I am happy to report on two beautiful results on convex polytopes. One disproves an old conjecture of mine and one proves an old conjecture of mine.

## Loiskekoski and Ziegler: Simple polytopes without small separators.

## Does Lipton-Tarjan’s theorem extends to high dimensions? Can polytopes be expanders?

Lipton and Tarjan proved that a planar graph (hence the graph of a 3-polytope) with ** n** vertices can be separated to connected parts each with no more than

*2n/3*vertices by deleting vertices. I proposed a similar property (with a different exponent depending on the dimension) for graphs of simple polytopes in higher dimensions. This turned out to be false.

### Simple polytopes without small separators:

Lauri Loiskekoski, Günter M. Ziegler

Abstract:We show that by cutting off the vertices and then the edges of neighborly cubical polytopes, one obtains simple 4-dimensional polytopes with n vertices such that all separators of the graph have size at least This disproves a conjecture by Kalai from 1991/2004.

A major remaining open question is if we can have examples of graphs of simple 4-polytopes where every separator has at least *cn* vertices or perhaps even examples of such graphs that are expanders. (I conjecture that the answer is negative).

Expansion is closely related to diameter and there are various interesting higher dimensional analogs for the expansion property, for diameter question, and for the non-revisiting property which is crucial in the study of diameter of polytopal graphs.

## Adiprasito, Nevo and Samper: Higher chordality and approximating smooth bodies by polytopes.

Consider a sequence of polytopes that converge to a smooth convex body ** K**. It is easy that the number of vertices of these polytopes must tend to infinity and there are interesting theorems relating the quality of the approximation and the the number of vertices.

For a *d*-dimensional simplicial polytope *P* there are is remarkable set of parameters introduced by McMullen where *m=[d/2]*. is the number of vertices minus* (d+1)*. is the dimension of the space of stresses of a framework based on *P*. The nonnegativity of these numbers is the generalized lower bound theorem which is part of Stanley’s 1980 “*g*-theorem” (necessity part), which is one of the most important results on convex polytopes in the last decades. Here on the blog we devoted several posts (I,II,III,IV) to the *g*-theorem and the related *g*-conjecture for simplicial spheres. (Probably the *g*-conjecture for spheres is the single problem I devoted the most effort to in my career.)

I conjectured that for a sequence of polytopes that converge to a smooth convex body ** K, ** tends to infinity for

*i*≤

*[d/2].*This was now proved.

### Higher Chordality III: A Geometric Lower Bound Theorem

Karim A. Adiprasito, Eran Nevo, José Alejandro Samper

Abstract: We resolve a conjecture of Kalai relating approximation theory of convex bodies by simplicial polytopes to the face numbers and primitive Betti numbers of these polytopes and their toric varieties.
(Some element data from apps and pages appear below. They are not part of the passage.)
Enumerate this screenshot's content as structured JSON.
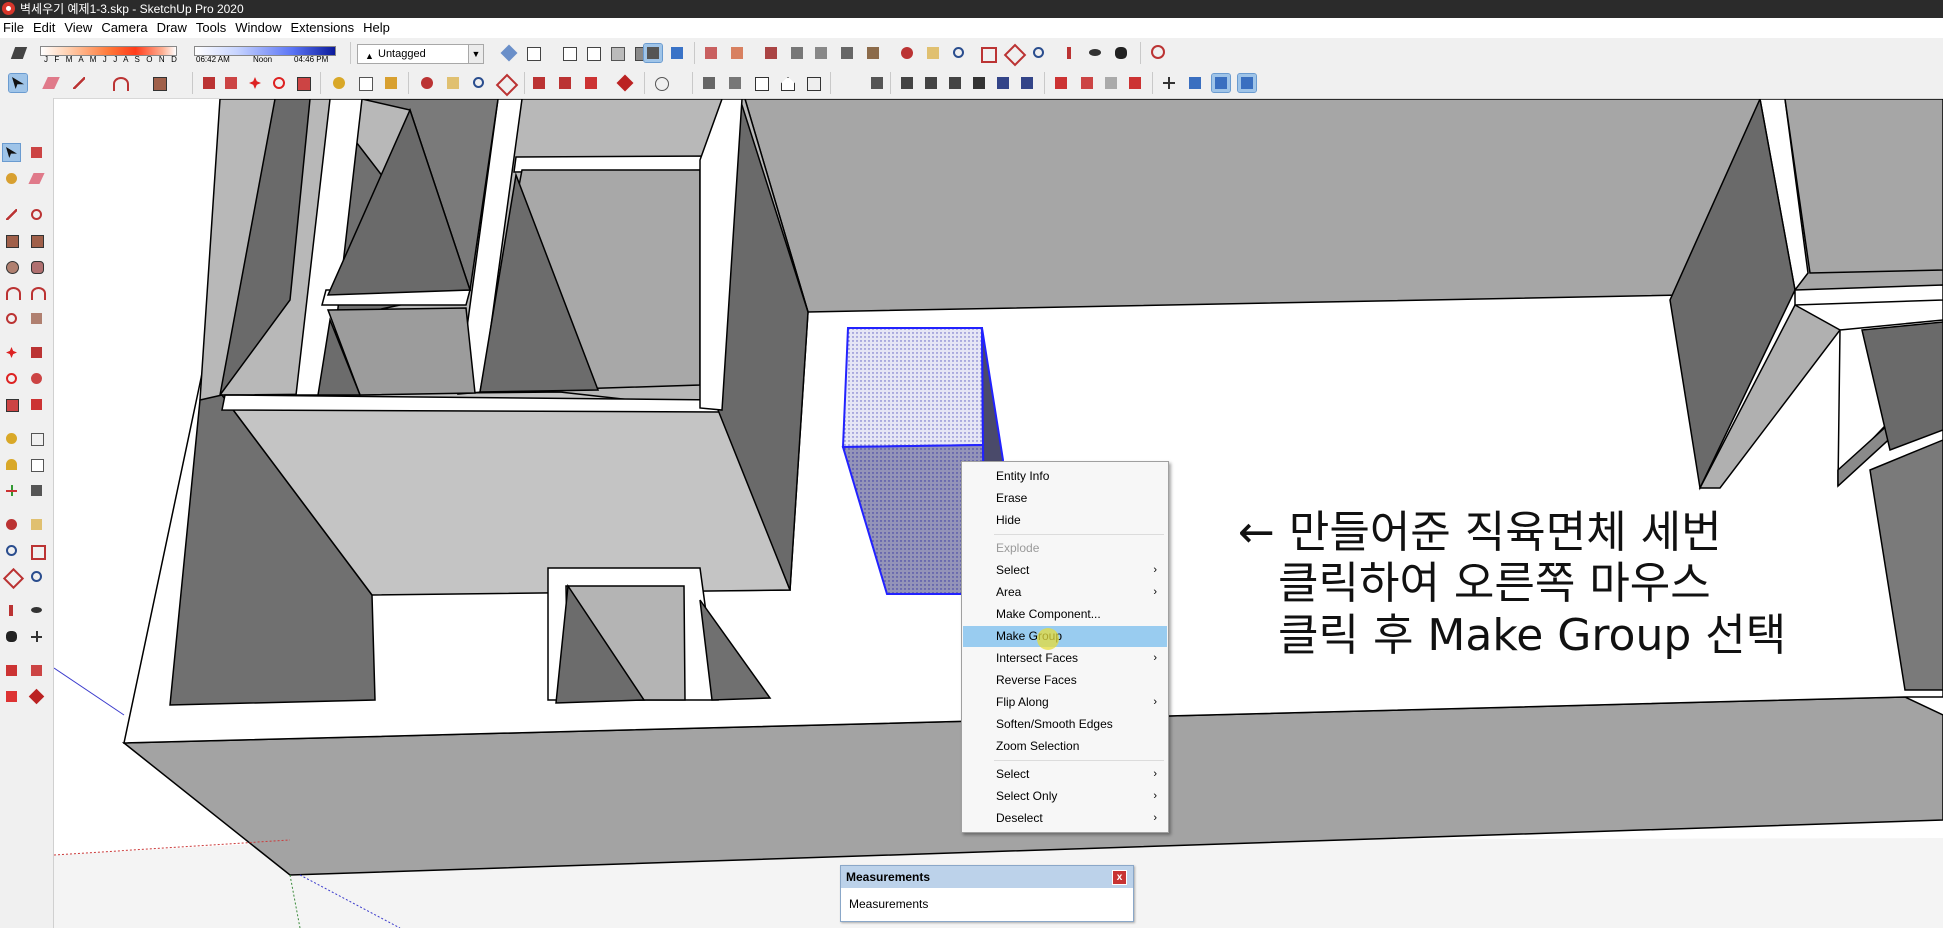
{
  "window": {
    "title": "벽세우기 예제1-3.skp - SketchUp Pro 2020"
  },
  "menu": [
    "File",
    "Edit",
    "View",
    "Camera",
    "Draw",
    "Tools",
    "Window",
    "Extensions",
    "Help"
  ],
  "shadow_settings": {
    "months": "J F M A M J J A S O N D",
    "time_start": "06:42 AM",
    "time_noon": "Noon",
    "time_end": "04:46 PM"
  },
  "tag_selector": {
    "value": "Untagged"
  },
  "context_menu": {
    "items": [
      {
        "label": "Entity Info",
        "submenu": false,
        "disabled": false
      },
      {
        "label": "Erase",
        "submenu": false,
        "disabled": false
      },
      {
        "label": "Hide",
        "submenu": false,
        "disabled": false
      },
      {
        "label": "Explode",
        "submenu": false,
        "disabled": true
      },
      {
        "label": "Select",
        "submenu": true,
        "disabled": false
      },
      {
        "label": "Area",
        "submenu": true,
        "disabled": false
      },
      {
        "label": "Make Component...",
        "submenu": false,
        "disabled": false
      },
      {
        "label": "Make Group",
        "submenu": false,
        "disabled": false,
        "highlighted": true
      },
      {
        "label": "Intersect Faces",
        "submenu": true,
        "disabled": false
      },
      {
        "label": "Reverse Faces",
        "submenu": false,
        "disabled": false
      },
      {
        "label": "Flip Along",
        "submenu": true,
        "disabled": false
      },
      {
        "label": "Soften/Smooth Edges",
        "submenu": false,
        "disabled": false
      },
      {
        "label": "Zoom Selection",
        "submenu": false,
        "disabled": false
      },
      {
        "label": "Select",
        "submenu": true,
        "disabled": false
      },
      {
        "label": "Select Only",
        "submenu": true,
        "disabled": false
      },
      {
        "label": "Deselect",
        "submenu": true,
        "disabled": false
      }
    ],
    "submenu_glyph": "›"
  },
  "annotation": {
    "line1": "← 만들어준 직육면체 세번",
    "line2": "클릭하여 오른쪽 마우스",
    "line3": "클릭 후 Make Group 선택"
  },
  "measurements": {
    "title": "Measurements",
    "label": "Measurements",
    "close": "x"
  },
  "colors": {
    "selection_blue": "#2222ff",
    "menu_highlight": "#99ccf0",
    "wall_dark": "#6e6e6e",
    "wall_mid": "#a6a6a6",
    "wall_light": "#c8c8c8",
    "floor": "#ffffff",
    "title_bar": "#2b2b2b"
  }
}
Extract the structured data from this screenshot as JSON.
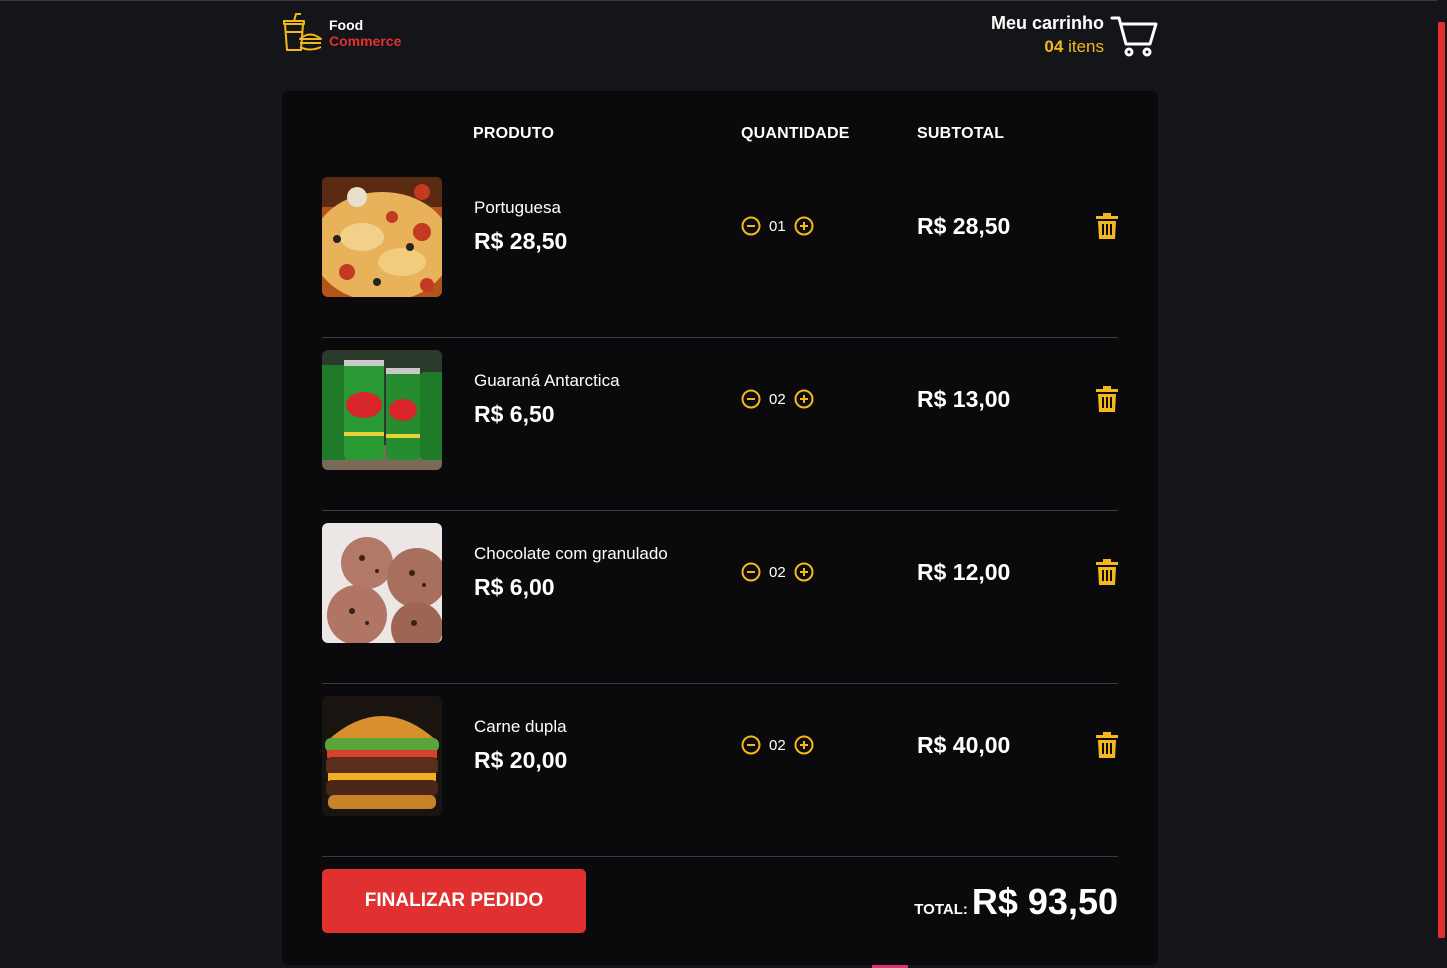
{
  "brand": {
    "line1": "Food",
    "line2": "Commerce",
    "icon": "food-drink-burger-icon"
  },
  "cart": {
    "title": "Meu carrinho",
    "count": "04",
    "count_suffix": "itens",
    "icon": "shopping-cart-icon"
  },
  "table": {
    "headers": {
      "produto": "PRODUTO",
      "quantidade": "QUANTIDADE",
      "subtotal": "SUBTOTAL"
    },
    "items": [
      {
        "name": "Portuguesa",
        "price": "R$ 28,50",
        "quantity": "01",
        "subtotal": "R$ 28,50",
        "image": "pizza"
      },
      {
        "name": "Guaraná Antarctica",
        "price": "R$ 6,50",
        "quantity": "02",
        "subtotal": "R$ 13,00",
        "image": "soda-cans"
      },
      {
        "name": "Chocolate com granulado",
        "price": "R$ 6,00",
        "quantity": "02",
        "subtotal": "R$ 12,00",
        "image": "ice-cream"
      },
      {
        "name": "Carne dupla",
        "price": "R$ 20,00",
        "quantity": "02",
        "subtotal": "R$ 40,00",
        "image": "burger"
      }
    ]
  },
  "footer": {
    "finalize_label": "FINALIZAR PEDIDO",
    "total_label": "TOTAL:",
    "total_value": "R$ 93,50"
  },
  "colors": {
    "background": "#141519",
    "panel": "#0a0a0c",
    "accent_red": "#e03030",
    "accent_yellow": "#f5b81c"
  }
}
The proof uses higher notions of chordality. Further, for -convex bodies, asymptotically tight lower bounds on theg-numbers of the approximating polytopes are given, in terms of their Hausdorff distance from the convex body.

The paper continues a project which led already to:

Further extensions for general polytopes, and similar results regarding the nonlinear part of the *g*-theorem would be of great interest.

### More news in brief

A **polymath10** project devoted to the **Erdos Rado Delta System Conjecture** will start over this blog in about a week. (This is one of the project proposals by Tim Gowers in this post.) Quanta magazine has an article on important progress by Maria Chudnovsky, Irene Lo, Frédéric Maffray, Nicolas Trotignon and Kristina Vušković towards an efficient coloring argorithm for perfect graphs! (BTW, while we have several notions of chordality in high dimensions I am curious about appropriate notions of perfectness.) In this MathOverflow answer, I report (and describe the background) on the 2013 paper by Zdeněk Dvořák, Jean-Sébastien Sereni, Jan Volec “Subcubic triangle-free graphs have fractional chromatic number at most 14/5“. This recent mathoverflow question asks for proposals for polymath projects.

$latex \Omega(n/log^{3/2}n)$.